# [Work to complete]
Extract, from the listing that follows, each line containing the word "this".

# [Task data]
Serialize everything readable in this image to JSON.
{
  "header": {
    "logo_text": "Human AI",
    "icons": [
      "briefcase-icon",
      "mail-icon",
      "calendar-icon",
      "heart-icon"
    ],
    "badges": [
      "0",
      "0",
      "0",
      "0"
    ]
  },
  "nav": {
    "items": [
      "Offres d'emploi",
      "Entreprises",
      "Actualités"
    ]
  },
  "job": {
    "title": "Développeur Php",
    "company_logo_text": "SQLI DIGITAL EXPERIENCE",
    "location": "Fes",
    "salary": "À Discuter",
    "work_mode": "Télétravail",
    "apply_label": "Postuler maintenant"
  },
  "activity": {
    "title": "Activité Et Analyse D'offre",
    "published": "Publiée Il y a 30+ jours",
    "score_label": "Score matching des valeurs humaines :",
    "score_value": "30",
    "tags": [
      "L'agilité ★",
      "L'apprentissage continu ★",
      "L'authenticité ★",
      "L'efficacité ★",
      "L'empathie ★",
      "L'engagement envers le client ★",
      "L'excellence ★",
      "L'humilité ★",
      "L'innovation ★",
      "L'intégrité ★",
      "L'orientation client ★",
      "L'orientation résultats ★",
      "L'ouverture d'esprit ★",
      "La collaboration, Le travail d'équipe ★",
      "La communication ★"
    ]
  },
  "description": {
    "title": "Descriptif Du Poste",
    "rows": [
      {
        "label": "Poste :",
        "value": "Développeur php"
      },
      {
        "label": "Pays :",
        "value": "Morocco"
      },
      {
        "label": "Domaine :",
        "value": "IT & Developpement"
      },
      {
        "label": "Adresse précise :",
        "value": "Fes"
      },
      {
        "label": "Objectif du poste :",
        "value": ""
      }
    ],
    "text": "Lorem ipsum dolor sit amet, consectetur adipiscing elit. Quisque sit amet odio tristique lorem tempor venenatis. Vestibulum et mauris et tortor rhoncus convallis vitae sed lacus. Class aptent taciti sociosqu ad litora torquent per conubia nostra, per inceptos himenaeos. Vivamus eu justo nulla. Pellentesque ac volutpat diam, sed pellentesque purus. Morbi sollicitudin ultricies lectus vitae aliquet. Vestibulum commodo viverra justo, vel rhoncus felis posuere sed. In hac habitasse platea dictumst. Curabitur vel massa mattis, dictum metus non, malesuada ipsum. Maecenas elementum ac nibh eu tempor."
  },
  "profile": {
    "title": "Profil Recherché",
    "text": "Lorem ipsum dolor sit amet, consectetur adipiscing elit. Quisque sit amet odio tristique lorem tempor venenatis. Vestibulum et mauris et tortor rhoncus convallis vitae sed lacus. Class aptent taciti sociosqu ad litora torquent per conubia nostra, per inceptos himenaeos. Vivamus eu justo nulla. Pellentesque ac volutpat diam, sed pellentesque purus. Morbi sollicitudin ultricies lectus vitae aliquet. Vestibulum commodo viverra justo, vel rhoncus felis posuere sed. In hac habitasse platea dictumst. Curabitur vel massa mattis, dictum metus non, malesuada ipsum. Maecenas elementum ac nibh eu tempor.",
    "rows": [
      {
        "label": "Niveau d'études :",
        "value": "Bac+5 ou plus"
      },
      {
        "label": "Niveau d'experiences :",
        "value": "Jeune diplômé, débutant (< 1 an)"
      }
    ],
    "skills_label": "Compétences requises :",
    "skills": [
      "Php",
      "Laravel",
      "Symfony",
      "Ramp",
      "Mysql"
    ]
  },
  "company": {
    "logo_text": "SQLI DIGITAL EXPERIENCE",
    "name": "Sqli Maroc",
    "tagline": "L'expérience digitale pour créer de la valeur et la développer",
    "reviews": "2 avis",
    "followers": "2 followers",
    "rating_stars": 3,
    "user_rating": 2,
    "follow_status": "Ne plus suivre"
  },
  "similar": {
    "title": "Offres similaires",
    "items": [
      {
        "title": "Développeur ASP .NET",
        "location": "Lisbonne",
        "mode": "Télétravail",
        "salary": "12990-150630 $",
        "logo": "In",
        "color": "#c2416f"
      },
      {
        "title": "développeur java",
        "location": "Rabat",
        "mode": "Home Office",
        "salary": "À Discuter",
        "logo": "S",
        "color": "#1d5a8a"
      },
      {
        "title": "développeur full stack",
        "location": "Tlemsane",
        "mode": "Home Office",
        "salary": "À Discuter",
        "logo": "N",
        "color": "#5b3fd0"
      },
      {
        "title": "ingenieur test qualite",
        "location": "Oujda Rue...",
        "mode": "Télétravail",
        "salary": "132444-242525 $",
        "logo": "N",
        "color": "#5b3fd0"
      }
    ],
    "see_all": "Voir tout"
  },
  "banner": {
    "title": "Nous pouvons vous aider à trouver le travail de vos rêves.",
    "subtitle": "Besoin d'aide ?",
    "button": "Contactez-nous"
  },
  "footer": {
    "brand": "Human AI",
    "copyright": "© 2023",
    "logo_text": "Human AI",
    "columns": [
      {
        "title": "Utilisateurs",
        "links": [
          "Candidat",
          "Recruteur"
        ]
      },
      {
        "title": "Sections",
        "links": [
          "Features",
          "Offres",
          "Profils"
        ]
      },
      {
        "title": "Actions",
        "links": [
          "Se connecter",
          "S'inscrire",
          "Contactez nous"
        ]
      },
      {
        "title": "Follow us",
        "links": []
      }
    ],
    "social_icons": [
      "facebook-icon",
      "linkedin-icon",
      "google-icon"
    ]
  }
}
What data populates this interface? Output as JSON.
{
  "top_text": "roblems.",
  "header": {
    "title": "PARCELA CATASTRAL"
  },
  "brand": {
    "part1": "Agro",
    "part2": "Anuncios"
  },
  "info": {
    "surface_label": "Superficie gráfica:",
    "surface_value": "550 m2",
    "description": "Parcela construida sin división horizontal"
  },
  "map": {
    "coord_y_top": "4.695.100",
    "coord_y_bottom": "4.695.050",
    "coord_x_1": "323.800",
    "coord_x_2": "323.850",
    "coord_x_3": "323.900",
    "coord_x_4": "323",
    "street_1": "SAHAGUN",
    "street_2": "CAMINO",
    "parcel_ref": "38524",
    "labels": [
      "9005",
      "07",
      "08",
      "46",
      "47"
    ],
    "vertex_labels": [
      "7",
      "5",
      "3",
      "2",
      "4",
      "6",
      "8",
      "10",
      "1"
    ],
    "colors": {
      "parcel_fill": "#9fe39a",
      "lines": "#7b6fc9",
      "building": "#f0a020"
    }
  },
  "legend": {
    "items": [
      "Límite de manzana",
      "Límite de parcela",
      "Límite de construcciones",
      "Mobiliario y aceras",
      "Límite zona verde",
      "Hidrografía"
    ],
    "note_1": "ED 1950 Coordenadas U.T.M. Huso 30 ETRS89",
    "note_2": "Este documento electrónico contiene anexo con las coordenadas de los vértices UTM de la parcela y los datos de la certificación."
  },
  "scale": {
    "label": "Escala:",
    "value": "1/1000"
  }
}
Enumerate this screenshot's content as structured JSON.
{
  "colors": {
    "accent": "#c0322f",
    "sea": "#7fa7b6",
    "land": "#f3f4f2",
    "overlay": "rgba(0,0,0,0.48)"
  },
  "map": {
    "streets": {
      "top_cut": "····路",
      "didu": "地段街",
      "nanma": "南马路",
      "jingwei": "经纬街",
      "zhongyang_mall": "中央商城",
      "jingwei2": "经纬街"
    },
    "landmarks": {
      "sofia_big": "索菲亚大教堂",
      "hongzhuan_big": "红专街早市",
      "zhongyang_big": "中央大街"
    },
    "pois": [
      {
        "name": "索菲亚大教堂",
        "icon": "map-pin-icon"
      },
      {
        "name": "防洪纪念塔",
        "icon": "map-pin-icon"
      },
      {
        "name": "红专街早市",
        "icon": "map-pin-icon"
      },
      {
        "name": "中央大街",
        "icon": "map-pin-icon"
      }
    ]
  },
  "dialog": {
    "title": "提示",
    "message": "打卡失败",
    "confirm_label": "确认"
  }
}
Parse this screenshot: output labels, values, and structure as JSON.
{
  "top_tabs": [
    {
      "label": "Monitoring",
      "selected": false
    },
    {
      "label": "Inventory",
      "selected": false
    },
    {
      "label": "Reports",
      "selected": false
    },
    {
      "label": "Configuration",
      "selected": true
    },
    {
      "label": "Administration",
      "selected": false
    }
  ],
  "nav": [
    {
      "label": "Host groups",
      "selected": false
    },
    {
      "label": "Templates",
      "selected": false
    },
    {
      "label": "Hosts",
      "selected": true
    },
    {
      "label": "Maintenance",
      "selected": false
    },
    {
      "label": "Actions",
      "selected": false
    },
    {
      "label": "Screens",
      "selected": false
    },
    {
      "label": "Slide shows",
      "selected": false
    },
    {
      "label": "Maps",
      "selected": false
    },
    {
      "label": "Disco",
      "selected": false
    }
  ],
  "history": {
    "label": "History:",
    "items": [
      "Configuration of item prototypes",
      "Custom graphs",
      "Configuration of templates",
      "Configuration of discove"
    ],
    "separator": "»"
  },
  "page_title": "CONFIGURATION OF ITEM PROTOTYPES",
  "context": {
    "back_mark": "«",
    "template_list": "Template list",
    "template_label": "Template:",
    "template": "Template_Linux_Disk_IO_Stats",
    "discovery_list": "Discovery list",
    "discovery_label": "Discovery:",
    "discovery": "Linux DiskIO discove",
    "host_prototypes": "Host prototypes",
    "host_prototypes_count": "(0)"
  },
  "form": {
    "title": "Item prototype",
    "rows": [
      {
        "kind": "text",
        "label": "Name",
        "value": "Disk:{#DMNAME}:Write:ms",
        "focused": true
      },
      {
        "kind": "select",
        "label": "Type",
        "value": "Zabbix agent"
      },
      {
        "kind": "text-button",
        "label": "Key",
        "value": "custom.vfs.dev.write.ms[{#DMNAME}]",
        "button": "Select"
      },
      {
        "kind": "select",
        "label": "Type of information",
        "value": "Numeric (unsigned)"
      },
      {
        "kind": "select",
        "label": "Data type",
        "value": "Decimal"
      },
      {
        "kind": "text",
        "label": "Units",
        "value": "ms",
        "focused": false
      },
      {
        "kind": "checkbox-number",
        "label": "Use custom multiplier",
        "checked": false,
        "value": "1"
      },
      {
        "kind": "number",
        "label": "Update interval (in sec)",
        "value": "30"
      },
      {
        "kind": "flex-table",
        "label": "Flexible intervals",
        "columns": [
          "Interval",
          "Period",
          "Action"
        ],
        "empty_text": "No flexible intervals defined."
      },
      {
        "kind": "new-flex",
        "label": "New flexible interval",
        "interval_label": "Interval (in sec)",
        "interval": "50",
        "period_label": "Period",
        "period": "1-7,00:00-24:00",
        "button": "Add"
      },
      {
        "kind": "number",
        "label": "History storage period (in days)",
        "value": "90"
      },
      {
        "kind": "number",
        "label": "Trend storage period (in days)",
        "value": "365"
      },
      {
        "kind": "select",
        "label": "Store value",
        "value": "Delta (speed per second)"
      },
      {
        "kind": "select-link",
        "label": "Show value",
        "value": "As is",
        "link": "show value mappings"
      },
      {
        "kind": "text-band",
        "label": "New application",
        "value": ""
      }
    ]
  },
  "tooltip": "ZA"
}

# [Completed task]
Serialize everything readable in this image to JSON.
What data populates this interface? Output as JSON.
Enumerate this screenshot's content as structured JSON.
Parse this screenshot: output labels, values, and structure as JSON.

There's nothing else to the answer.